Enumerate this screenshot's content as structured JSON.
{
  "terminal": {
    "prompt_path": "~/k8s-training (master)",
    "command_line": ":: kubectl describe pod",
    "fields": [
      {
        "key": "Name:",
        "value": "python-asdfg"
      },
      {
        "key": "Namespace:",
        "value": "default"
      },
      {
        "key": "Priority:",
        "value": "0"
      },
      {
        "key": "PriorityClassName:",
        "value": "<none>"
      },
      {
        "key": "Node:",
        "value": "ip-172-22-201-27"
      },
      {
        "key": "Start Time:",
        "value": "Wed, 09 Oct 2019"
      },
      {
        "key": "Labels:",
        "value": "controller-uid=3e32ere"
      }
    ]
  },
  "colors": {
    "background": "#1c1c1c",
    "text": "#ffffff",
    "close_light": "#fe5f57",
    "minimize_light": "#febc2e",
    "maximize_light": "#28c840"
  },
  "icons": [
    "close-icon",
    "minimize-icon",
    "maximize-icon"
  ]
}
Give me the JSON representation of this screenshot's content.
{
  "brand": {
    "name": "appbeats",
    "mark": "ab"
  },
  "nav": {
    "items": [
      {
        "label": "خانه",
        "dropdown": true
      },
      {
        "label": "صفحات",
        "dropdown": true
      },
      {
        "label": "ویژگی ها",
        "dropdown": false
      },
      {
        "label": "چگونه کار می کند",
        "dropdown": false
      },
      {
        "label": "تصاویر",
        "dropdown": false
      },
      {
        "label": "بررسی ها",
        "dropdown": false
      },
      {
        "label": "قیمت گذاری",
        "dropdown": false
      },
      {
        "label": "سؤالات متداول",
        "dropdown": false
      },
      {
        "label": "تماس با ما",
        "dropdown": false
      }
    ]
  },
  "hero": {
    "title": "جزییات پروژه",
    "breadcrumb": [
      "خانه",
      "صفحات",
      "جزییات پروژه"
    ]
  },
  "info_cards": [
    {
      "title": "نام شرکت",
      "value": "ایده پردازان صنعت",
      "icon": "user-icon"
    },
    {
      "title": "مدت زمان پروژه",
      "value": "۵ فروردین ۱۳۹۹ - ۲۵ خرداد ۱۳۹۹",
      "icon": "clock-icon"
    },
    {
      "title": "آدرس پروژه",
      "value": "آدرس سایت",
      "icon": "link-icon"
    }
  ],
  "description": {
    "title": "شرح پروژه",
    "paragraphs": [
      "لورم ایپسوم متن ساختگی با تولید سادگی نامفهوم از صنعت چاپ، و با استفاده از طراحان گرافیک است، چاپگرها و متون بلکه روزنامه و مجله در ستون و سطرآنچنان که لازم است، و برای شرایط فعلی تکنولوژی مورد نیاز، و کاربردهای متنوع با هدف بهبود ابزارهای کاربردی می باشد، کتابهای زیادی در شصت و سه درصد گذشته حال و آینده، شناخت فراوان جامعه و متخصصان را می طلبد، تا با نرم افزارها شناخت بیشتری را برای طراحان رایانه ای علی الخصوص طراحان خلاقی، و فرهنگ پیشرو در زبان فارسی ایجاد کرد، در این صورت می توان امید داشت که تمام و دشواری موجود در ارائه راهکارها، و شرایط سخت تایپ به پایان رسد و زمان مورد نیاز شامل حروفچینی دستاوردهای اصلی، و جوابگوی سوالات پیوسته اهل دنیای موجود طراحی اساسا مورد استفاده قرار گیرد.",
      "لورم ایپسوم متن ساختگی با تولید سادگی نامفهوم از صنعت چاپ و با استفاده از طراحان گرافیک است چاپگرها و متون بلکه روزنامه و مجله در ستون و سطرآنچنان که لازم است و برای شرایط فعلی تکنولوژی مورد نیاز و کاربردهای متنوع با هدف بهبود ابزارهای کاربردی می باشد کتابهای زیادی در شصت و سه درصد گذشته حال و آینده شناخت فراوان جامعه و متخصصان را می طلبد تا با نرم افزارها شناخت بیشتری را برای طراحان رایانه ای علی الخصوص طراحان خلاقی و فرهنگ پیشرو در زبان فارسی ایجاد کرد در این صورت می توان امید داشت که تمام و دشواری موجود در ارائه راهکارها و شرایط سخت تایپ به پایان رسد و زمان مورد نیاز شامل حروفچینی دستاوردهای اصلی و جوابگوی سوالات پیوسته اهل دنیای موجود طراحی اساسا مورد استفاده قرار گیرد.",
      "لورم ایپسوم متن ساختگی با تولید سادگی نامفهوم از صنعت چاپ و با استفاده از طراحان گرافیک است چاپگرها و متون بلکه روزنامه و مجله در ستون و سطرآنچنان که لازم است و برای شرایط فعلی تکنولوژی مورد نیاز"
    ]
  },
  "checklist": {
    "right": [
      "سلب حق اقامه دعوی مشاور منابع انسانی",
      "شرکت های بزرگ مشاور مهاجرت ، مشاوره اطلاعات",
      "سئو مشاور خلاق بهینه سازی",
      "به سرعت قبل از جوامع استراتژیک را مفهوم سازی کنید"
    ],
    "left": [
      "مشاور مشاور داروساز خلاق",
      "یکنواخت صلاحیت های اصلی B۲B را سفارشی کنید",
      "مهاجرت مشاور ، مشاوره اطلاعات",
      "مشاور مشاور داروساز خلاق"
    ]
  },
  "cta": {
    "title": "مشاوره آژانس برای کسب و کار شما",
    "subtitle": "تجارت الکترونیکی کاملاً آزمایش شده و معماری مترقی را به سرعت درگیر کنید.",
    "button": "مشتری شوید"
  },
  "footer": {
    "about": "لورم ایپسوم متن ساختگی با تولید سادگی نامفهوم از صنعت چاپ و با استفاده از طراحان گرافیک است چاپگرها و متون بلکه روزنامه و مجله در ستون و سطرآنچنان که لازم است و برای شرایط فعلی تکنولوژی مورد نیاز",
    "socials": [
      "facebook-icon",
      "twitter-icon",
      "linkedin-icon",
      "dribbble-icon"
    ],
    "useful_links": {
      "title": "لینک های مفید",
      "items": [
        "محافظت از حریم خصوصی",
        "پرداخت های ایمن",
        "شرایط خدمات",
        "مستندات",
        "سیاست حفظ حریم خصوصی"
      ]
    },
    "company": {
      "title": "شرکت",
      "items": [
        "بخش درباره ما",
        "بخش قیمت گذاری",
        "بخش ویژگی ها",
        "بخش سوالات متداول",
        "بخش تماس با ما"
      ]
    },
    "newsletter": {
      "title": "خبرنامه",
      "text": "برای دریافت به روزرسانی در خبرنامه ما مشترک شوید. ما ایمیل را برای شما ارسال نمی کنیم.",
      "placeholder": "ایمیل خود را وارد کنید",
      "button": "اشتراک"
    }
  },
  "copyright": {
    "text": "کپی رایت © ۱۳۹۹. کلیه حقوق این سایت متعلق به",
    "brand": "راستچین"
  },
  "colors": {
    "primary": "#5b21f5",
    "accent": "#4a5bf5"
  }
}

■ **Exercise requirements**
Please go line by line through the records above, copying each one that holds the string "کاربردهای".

■ **Result for this exercise**
      "لورم ایپسوم متن ساختگی با تولید سادگی نامفهوم از صنعت چاپ، و با استفاده از طراحان گرافیک است، چاپگرها و متون بلکه روزنامه و مجله در ستون و سطرآنچنان که لازم است، و برای شرایط فعلی تکنولوژی مورد نیاز، و کاربردهای متنوع با هدف بهبود ابزارهای کاربردی می باشد، کتابهای زیادی در شصت و سه درصد گذشته حال و آینده، شناخت فراوان جامعه و متخصصان را می طلبد، تا با نرم افزارها شناخت بیشتری را برای طراحان رایانه ای علی الخصوص طراحان خلاقی، و فرهنگ پیشرو در زبان فارسی ایجاد کرد، در این صورت می توان امید داشت که تمام و دشواری موجود در ارائه راهکارها، و شرایط سخت تایپ به پایان رسد و زمان مورد نیاز شامل حروفچینی دستاوردهای اصلی، و جوابگوی سوالات پیوسته اهل دنیای موجود طراحی اساسا مورد استفاده قرار گیرد.",
      "لورم ایپسوم متن ساختگی با تولید سادگی نامفهوم از صنعت چاپ و با استفاده از طراحان گرافیک است چاپگرها و متون بلکه روزنامه و مجله در ستون و سطرآنچنان که لازم است و برای شرایط فعلی تکنولوژی مورد نیاز و کاربردهای متنوع با هدف بهبود ابزارهای کاربردی می باشد کتابهای زیادی در شصت و سه درصد گذشته حال و آینده شناخت فراوان جامعه و متخصصان را می طلبد تا با نرم افزارها شناخت بیشتری را برای طراحان رایانه ای علی الخصوص طراحان خلاقی و فرهنگ پیشرو در زبان فارسی ایجاد کرد در این صورت می توان امید داشت که تمام و دشواری موجود در ارائه راهکارها و شرایط سخت تایپ به پایان رسد و زمان مورد نیاز شامل حروفچینی دستاوردهای اصلی و جوابگوی سوالات پیوسته اهل دنیای موجود طراحی اساسا مورد استفاده قرار گیرد.",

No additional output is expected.